What worries me is the focus you guys have on standards - for example, you recommend using standardized tests as a way of measuring teacher performance. There are two main problems I have with this.
Firstly, any increased focus on standards comes with an increased amount of “teaching to the test” and therefore a decrease in actual education (more on “actual education” later.) Suppose we do institute national standards - then, either there is some incentive for teachers/states/schools to follow them, or there isn’t. If there’s no incentive, then the national standards are worthless and have no effect.
But suppose we do include an incentive. How is this incentive then carried out? The only way to measure success at meeting standards is through a standardized test. So if teachers have an incentive to increase standardized test scores, they have an incentive to “teach to the test.” I hope you can agree with me that this is a bad thing.
A much deeper problem with this is that without a complete overthrow of our current system of standards (and I mean creating a system of national standards that looks absolutely nothing like anything in any current state’s system), these standards aren’t actually benefitting education at all.
The subject I know most about, and thus can best argue this case for, is in math. As a two-time USA Math Olympiad competitor and having completed the undergraduate curriculum in math, I think I have as much of a right as anybody to argue for what math is and what skills from math are important. Quite frankly, (and literally every math person with similar credentials I’ve talked to agrees with this), the standards-based system of teaching math is completely worthless - and my friends with passions in other fields assure me that this is the case in other forms of education as well.
Let me explain why. (For a more in-depth explanation of the problems with standards-based math education, see http://www.maa.org/devlin/LockhartsLament.pdf). The goal of mathematics education should be to teach students to be creative, critical thinkers.
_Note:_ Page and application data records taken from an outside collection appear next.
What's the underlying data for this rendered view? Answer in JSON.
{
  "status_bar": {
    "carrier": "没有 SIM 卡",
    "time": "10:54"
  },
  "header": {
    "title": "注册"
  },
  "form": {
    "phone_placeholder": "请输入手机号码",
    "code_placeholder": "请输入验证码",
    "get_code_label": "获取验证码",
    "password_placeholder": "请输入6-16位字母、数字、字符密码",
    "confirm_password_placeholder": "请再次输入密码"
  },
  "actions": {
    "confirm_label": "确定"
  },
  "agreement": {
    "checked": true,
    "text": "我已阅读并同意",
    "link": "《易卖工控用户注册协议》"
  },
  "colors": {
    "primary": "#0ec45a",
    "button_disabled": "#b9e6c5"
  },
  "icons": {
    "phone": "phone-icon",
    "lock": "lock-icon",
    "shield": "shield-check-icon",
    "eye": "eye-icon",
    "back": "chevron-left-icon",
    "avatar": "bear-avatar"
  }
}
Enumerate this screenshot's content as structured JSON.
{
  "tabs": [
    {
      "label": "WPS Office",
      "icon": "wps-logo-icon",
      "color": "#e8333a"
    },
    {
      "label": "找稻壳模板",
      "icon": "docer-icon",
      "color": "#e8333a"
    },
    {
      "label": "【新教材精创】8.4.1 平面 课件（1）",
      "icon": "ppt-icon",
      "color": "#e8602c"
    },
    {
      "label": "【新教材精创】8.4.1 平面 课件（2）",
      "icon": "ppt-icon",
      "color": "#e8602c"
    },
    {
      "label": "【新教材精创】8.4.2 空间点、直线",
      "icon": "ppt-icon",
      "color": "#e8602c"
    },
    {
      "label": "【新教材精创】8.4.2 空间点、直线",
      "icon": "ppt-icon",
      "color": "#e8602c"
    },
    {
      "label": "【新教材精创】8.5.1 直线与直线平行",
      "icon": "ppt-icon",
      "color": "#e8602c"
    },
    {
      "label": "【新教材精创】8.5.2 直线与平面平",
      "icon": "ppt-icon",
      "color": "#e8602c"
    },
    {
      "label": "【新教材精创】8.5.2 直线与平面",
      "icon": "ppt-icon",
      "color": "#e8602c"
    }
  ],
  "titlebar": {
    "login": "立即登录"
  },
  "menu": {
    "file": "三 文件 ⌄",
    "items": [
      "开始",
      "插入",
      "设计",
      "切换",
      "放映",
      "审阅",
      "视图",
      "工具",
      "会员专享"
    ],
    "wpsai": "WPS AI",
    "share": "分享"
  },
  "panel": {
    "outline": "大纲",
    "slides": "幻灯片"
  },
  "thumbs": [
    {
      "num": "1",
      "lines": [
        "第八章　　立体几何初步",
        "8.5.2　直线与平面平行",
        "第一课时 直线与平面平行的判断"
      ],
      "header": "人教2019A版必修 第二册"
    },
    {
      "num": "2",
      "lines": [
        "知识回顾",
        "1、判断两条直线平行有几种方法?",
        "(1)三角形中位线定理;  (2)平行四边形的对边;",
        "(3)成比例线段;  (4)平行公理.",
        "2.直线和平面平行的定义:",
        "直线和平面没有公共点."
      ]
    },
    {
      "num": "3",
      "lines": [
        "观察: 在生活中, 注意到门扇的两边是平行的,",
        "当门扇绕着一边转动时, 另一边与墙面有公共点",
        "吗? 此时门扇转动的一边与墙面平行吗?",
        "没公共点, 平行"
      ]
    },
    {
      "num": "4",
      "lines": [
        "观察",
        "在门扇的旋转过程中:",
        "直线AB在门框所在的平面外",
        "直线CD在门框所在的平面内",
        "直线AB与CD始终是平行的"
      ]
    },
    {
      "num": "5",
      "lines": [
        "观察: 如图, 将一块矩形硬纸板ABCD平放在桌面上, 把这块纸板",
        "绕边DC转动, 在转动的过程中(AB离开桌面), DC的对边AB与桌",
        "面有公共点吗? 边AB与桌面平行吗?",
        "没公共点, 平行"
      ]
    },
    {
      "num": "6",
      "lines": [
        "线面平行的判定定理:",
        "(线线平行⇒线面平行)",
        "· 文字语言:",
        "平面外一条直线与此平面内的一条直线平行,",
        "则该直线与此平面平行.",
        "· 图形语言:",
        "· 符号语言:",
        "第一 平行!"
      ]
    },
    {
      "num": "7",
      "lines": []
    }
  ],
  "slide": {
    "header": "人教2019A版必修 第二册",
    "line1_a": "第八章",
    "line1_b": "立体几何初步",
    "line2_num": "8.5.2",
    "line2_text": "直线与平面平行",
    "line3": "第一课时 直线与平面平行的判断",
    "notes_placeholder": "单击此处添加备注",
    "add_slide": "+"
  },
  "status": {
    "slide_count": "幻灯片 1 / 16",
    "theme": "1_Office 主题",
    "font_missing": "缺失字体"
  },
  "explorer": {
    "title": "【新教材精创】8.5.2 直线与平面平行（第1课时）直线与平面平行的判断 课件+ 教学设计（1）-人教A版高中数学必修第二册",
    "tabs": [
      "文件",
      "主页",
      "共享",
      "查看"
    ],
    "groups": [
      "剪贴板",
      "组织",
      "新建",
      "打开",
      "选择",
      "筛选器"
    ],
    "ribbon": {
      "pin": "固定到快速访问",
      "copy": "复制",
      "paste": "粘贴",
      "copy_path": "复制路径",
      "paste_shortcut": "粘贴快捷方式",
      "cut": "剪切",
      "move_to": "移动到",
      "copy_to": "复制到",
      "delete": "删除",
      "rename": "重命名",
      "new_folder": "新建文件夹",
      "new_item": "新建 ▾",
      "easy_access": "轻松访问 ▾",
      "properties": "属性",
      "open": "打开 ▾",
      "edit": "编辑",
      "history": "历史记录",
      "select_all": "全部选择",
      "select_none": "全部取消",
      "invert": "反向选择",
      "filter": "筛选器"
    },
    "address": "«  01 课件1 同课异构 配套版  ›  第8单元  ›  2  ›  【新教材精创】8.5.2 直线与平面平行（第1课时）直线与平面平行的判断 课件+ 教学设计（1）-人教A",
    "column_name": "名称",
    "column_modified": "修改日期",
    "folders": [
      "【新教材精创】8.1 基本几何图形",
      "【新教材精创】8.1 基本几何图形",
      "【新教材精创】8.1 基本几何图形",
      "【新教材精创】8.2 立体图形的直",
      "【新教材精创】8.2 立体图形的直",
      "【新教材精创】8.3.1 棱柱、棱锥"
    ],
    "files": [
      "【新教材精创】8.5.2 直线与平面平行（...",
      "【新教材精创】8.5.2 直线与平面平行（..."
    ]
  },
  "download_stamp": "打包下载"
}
Students should be taught to think logically while learning how to approach problems they don’t already know how to solve - these are skills that matter in the “real world.” But how does one go about making standards that represent this? Do standards read “students learn to approach problems they don’t know how to solve”? Of course not, because such a standard is inherently impossible to measure. The same goes for asking students to be creative or critical or free-thinking - you can’t measure these skills, even though they’re the ultimate goal of education.
So what sort of things do standards include? They include things like knowing how to solve linear equations or to integrate by parts. Notice, of course, that these skills are completely useless on their own. Most students will never use math again, and those that do will take advantage of tools such as Wolfram Alpha to do the “grunt work” for them. Notice furthermore that every one of these tools is a form of rote memorization. The only value that comes from learning these skills is when a student makes creative connections and insights about these skills, which builds the student’s mind, making them more intelligent, analytical, creative people.
Therefore, we see that a balance exists in education (and not just in math) between rote memorization and real intellectual development. The rote memorization of certain things is necessary to intellectual growth to occur, but is not an end in and of itself. Therefore by trying to establish more rigorous standards and/or incentivize teachers to follow these standards, we increase the amount of rote memorization occurring in our classrooms, which is exactly the opposite of what we want to be increasing.
You guys want “to deliver a new generation of thinkers, innovators, and leaders” – people who can make connections that other people don’t necessarily see. Innovation is a skill that can be fostered, but it doesn’t work in a stifling environment of standards and standardized tests. You guys are doing a lot of great things, but I’m really scared that you’re going down the wrong path here.